Belonging comes from the acknowledgement of our existence, history, cultural identity and future aspirations through the many things we have a relationship with:

  • our workplace or school
  • the street on which we live
  • the village, town or city we call home
  • our relationships with those around us

Tackling a feeling of not belonging therefore involves creating opportunities for acknowledgement in these same spheres of life. The tools of acknowledgement include culture, identity and connection; things that all too regularly are squeezed out of over developed cities and employment practices that don’t acknowledge the individual. It can be as simple as:
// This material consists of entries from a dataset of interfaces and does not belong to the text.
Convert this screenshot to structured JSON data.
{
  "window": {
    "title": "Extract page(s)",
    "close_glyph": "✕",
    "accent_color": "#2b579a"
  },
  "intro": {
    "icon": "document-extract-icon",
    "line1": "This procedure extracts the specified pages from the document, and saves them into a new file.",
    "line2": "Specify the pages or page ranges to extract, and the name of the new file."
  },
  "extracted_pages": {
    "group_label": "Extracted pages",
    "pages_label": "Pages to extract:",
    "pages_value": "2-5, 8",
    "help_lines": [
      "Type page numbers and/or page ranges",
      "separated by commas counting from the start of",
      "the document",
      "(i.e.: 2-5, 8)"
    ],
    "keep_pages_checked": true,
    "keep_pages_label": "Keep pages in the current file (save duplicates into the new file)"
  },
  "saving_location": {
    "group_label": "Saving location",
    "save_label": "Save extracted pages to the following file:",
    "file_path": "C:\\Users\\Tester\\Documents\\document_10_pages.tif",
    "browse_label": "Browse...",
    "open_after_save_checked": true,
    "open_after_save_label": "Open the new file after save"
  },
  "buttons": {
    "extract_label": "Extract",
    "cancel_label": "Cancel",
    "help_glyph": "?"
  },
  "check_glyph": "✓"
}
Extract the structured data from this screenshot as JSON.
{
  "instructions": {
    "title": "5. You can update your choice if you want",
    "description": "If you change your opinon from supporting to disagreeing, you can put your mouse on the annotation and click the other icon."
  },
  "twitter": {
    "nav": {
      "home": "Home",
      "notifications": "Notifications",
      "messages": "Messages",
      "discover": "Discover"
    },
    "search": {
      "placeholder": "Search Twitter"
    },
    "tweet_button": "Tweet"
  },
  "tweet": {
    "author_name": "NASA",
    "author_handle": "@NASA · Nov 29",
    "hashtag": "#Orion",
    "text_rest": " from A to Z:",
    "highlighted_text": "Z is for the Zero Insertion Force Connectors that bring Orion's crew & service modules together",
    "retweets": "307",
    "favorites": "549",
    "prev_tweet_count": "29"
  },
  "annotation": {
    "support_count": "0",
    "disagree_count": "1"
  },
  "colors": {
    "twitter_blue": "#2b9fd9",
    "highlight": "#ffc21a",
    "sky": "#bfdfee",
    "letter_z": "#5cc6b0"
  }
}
  • creating space for the history of communities to be acknowledged through the arts
  • creating opportunities for cultural identities to be acknowledged through events
  • opening up forums for individuals to have their stories heard and acknowledged
  • supporting communities with resources to set up groups and organisations to respond to their needs

Fundamental to addressing a lack of acknowledgement is giving individuals ownership over how they shape their participation. All too often Western societies deny us a sense of ownership in our relationship with where we live, the place we work and what we achieve at work for the organisation we work for.

Facing the challenge of equality and addressing loss

An unmet need for belonging can be found across our communities.

What’s more feelings of having lost something will be generated among established communities when redressing privilege and tackling the cultural bias. An common view shared by those troubled by the arrival of refugees is the fear of a loss of cultural identity. In a community that is undergoing change, the feelings and unmet needs of the established community are equally important to acknowledge in a healthy forum as those of new arrivals. However the motivation and resource to create that healthy forum for the established community can be harder to find. What often sits beneath views that appear racist are very genuine concerns that need acknowledging in a healthy forum!

“Resistance persists, acceptance changes”

The good news is that even if these steps feel challenging, your community holds all the resources required to make them happen. All you have to be is the catalyst of small steps in the right direction…


This is a short article from a book being written on the breadth of areas and issues which acknowledgement thinking can make a positive contribution. I’ll be posting regular articles, ideas and stories. Watch this space!